━━━━━ Exercise input

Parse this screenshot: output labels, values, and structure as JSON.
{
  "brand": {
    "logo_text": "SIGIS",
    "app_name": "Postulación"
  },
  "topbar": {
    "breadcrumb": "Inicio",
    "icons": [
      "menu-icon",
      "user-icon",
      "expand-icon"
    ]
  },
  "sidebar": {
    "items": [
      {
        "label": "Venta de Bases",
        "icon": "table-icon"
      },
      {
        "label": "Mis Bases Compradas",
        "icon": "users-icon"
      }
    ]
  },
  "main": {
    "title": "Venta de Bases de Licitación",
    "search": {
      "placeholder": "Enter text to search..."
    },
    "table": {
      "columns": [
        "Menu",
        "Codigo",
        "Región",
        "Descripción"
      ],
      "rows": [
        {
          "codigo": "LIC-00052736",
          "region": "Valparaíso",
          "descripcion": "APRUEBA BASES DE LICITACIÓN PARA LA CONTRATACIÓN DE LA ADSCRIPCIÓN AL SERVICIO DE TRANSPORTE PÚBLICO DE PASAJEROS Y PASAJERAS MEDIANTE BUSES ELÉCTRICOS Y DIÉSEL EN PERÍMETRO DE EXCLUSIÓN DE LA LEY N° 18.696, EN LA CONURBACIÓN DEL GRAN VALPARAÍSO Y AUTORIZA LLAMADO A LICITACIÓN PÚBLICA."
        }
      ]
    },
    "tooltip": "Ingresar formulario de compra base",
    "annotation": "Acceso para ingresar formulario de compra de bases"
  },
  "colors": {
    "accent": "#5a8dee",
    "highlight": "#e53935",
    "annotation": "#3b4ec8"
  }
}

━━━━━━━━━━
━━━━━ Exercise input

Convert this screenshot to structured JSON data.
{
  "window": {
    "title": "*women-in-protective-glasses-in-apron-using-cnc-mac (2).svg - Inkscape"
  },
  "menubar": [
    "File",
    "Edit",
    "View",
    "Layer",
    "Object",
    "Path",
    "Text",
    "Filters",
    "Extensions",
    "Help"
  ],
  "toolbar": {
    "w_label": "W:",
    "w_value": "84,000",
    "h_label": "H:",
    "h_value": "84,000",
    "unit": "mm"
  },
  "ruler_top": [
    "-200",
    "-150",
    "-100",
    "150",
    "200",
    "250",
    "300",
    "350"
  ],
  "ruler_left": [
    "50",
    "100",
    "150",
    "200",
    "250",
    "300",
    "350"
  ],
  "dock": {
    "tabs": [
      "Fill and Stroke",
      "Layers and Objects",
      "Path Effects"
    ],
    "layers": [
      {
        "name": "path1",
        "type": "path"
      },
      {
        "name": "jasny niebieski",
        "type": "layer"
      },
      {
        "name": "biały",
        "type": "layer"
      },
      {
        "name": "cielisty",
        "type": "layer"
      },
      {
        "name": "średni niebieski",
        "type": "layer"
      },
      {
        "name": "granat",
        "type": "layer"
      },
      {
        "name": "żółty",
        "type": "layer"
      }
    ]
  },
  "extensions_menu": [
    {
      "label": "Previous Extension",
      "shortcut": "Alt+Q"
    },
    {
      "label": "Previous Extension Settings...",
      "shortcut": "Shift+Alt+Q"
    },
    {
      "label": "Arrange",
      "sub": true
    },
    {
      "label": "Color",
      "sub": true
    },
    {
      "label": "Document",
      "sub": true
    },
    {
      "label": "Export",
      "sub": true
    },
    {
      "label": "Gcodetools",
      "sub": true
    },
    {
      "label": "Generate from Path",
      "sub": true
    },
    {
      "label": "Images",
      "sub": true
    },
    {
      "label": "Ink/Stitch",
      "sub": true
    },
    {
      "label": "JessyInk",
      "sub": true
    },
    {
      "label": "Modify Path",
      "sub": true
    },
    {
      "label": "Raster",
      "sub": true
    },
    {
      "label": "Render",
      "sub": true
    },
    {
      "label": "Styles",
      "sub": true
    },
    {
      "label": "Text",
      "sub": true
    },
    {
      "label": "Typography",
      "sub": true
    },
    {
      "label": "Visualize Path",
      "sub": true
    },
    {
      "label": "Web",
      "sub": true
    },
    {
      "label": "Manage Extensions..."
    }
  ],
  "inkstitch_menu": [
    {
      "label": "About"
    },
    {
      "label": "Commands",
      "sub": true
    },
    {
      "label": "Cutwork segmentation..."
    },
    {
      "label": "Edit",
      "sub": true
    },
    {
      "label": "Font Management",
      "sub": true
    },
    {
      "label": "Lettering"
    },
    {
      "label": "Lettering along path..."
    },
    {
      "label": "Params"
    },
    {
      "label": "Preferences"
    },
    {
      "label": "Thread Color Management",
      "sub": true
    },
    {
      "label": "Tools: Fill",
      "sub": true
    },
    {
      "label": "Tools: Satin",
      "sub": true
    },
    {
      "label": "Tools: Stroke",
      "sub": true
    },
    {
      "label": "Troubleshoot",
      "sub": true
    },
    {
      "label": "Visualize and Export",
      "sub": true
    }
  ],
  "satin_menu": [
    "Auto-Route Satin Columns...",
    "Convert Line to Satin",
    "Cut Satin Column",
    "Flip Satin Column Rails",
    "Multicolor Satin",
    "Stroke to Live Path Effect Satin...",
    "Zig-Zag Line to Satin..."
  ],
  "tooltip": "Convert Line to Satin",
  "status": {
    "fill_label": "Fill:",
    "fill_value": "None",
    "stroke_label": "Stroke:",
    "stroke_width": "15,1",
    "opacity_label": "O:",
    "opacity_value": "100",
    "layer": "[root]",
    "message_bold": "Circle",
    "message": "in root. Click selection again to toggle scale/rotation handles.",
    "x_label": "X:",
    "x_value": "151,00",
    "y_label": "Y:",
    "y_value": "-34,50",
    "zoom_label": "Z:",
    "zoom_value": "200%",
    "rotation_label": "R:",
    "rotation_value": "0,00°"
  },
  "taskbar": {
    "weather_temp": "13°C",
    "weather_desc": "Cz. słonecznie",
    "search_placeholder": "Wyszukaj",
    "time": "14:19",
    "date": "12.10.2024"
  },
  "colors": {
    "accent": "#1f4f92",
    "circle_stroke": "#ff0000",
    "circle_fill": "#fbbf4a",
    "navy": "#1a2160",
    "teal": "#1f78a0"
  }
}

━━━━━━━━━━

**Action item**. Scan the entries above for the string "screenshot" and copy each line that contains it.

**Task result**.
Parse this screenshot: output labels, values, and structure as JSON.
Convert this screenshot to structured JSON data.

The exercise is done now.